Prompt:
For each line of the data below that holds "title", copy the line.

====================

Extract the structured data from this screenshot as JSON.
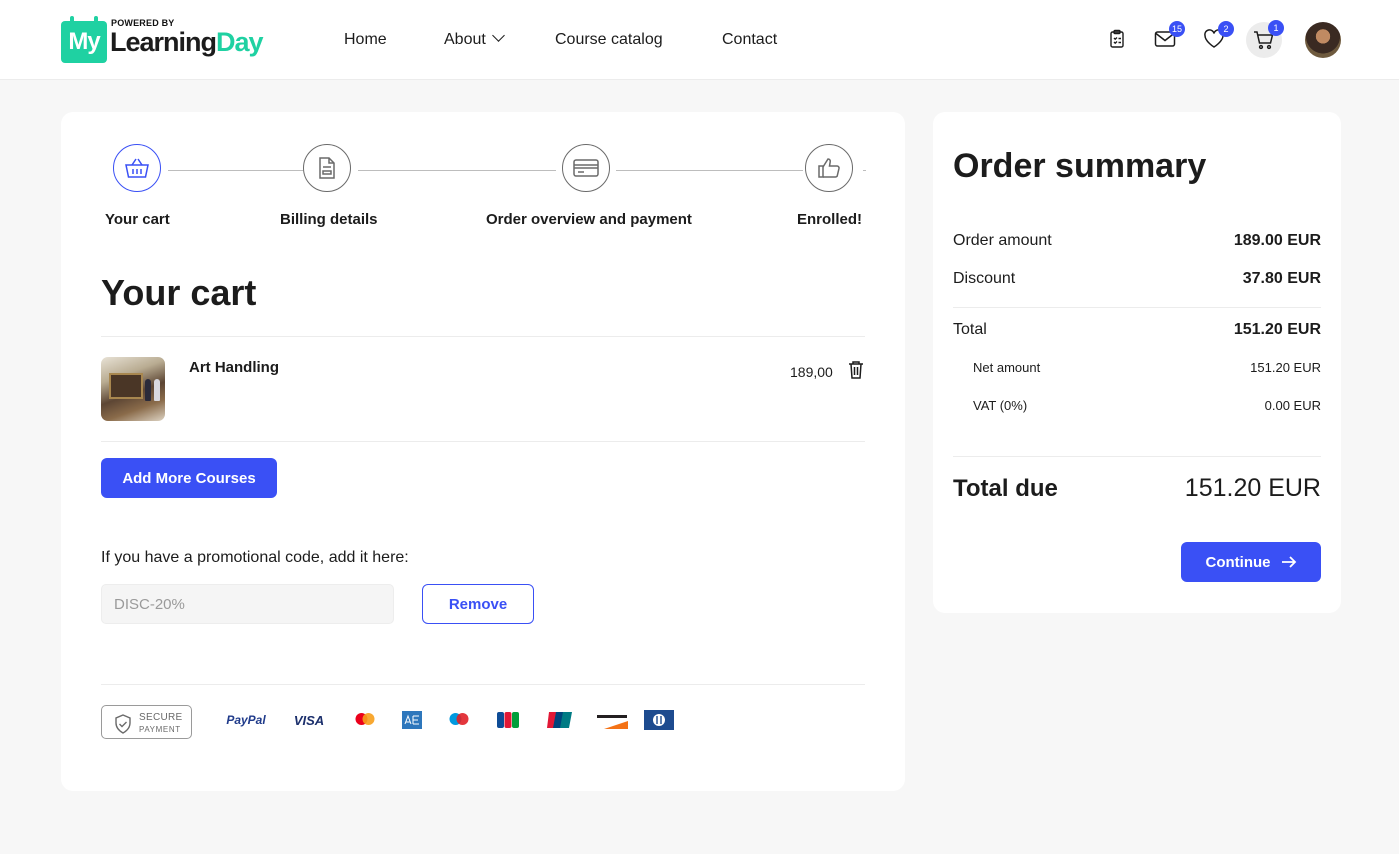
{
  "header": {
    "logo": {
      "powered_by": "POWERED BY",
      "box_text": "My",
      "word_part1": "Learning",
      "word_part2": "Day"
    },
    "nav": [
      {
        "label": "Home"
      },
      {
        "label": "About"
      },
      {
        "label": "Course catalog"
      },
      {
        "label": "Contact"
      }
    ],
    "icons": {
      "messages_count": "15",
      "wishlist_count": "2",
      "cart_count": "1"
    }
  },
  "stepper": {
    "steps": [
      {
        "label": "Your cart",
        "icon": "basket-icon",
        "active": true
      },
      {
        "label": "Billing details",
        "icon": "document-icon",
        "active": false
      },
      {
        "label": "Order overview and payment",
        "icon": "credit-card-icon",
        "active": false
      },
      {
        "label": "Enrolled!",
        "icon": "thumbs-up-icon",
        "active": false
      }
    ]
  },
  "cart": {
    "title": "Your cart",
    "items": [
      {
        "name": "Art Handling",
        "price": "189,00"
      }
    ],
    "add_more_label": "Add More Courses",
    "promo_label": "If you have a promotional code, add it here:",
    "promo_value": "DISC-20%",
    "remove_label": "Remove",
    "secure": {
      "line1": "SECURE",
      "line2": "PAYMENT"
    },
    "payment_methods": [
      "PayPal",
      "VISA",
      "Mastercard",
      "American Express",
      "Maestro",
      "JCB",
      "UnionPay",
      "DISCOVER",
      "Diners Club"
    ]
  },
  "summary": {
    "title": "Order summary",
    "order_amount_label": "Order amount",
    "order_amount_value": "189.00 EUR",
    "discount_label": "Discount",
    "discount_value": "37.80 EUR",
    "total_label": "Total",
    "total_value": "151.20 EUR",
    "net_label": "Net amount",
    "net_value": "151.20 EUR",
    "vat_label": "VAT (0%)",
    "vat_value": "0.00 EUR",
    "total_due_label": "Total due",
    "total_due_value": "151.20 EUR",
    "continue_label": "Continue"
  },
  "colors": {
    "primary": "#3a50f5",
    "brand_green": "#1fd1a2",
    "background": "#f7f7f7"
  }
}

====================

Response to the task:
    "title": "Your cart",
    "title": "Order summary",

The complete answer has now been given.